Your soul is a different aspect of you. On the song “Walk On,” Bono sings, “You’re packing a suitcase for a place none of us has been / A place that has to be believed, to be seen.” This is what Jesus was saying to the thief. This is what Jesus whispers to you and me.

Our vantage point must change to perceive this alternative reality. Don’t be surprised or scandalized. To discover the heavens, we turn to the telescope. To discover what is happening inside the human body, we depend upon the x-ray machine. To discover what is coursing through your veins, we utilize a microscope. To discover the unseen kingdom of Heaven, we must embrace a vision of faith.

St. Paul writes, “Eye hath not seen, nor ear heard, neither have entered into the heart of man, the things which God hath prepared for them that love him.”

From a different angle, Voltaire observed, “Paradise was made for tender hearts; hell, for loveless hearts.”

The-Holy-Land-coverWhen I was young, my mom and dad had a “Johnny Cash in the Holy Land” album. It was 1969. And there is a section of the album where he was describing what it was like on the Mount of Olives and then entering into the Garden of Gethsemane. “Olive trees are probably two thousand years old or more,” said Cash. “And now there’s a possibility and a very strong possibility that beneath or around some of these very same olive trees that we see here, Jesus himself sat or stood with his disciples.”

I will never forget hearing Cash describe that place. I can imagine Johnny and June moving from tree to tree in order to possibly stand in the very same spot where Jesus knelt and sweat drops of blood – in a garden.

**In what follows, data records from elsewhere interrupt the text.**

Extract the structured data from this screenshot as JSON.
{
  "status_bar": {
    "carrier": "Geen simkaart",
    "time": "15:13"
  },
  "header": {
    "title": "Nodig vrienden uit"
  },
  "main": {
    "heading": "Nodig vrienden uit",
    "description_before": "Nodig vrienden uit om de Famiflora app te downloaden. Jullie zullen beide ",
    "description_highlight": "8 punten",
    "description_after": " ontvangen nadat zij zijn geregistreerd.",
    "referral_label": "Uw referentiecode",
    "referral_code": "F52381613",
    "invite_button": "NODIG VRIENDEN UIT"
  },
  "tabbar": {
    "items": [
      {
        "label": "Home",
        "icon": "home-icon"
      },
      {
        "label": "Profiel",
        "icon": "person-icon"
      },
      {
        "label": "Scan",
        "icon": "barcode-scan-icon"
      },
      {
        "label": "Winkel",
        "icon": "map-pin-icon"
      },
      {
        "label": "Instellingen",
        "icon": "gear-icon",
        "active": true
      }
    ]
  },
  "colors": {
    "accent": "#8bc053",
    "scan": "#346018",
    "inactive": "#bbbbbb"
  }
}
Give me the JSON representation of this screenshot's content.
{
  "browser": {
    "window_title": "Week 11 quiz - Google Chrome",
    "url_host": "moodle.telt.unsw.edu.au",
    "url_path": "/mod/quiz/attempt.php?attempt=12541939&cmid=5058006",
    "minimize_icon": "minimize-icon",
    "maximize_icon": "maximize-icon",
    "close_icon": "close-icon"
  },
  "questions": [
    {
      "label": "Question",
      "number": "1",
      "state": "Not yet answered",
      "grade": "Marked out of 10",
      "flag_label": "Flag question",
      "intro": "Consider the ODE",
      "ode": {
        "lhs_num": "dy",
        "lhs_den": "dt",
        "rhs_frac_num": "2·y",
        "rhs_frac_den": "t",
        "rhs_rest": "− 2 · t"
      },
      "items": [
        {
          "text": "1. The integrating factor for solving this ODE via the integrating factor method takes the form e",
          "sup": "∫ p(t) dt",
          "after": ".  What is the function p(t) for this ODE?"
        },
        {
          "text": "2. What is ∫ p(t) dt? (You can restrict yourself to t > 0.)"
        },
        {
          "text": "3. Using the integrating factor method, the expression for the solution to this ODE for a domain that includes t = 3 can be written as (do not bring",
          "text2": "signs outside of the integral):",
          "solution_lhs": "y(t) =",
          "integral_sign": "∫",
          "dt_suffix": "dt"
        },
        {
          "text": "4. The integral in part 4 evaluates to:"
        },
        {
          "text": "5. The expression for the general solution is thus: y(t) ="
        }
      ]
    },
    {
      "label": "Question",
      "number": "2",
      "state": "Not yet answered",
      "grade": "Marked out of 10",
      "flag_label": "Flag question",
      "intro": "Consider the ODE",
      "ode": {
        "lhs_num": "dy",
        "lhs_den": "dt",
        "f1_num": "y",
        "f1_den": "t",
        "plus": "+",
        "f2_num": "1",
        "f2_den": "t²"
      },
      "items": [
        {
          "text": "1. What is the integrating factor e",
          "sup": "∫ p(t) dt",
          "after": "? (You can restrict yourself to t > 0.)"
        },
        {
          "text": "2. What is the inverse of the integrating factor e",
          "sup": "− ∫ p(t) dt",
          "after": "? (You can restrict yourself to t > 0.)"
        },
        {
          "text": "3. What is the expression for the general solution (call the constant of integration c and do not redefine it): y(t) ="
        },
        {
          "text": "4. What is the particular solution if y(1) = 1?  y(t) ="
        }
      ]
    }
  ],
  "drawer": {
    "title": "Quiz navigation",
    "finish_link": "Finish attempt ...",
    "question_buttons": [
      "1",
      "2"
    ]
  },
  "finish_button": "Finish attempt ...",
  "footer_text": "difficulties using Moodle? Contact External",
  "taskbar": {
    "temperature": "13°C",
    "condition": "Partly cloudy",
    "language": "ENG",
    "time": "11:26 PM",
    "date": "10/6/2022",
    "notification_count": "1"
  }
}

Two years before that, Elvis Presley recorded a song called “In the Garden.” We used to sing that song in my United Methodist church as I was growing up. Perhaps you’ve heard it.

“I come to the garden alone / While the dew is still on the roses
And the voice I hear falling on my ear / The Son of God discloses.
And He walks with me, and He talks with me / And He tells me I am His own;
And the joy we share as we tarry there / None other has ever known.

“He speaks, and the sound of His voice / Is so sweet the birds hush their singing,
And the melody that He gave to me / Within my heart is ringing.
I’d stay in the garden with Him / Though the night around me be falling,
But He bids me go; through the voice of woe / His voice to me is calling.”

That beloved hymn was written by Charles Austin Miles in 1912. It speaks of such intimacy, vividness, and beauty. According to his great-granddaughter, the song, however, was written “in a cold, dreary and leaky basement in New Jersey that didn’t even have a window in it, let alone a view of a garden.”

That should not startle us. For the kingdom of God is both already and not yet. And it is something to believe in, in order to be seen. And yet, it is something that can be experienced without eyesight. Counterintuitively, we can walk through the garden of paradise while sitting in a windowless basement.

St. Paul reminds us that “For now we see through a glass, darkly; but then face to face: now I know in part; but then shall I know even as also I am known.”

And that, my friends, will be true paradise.

In the name of the Father and the Son and the Holy Spirit. Amen.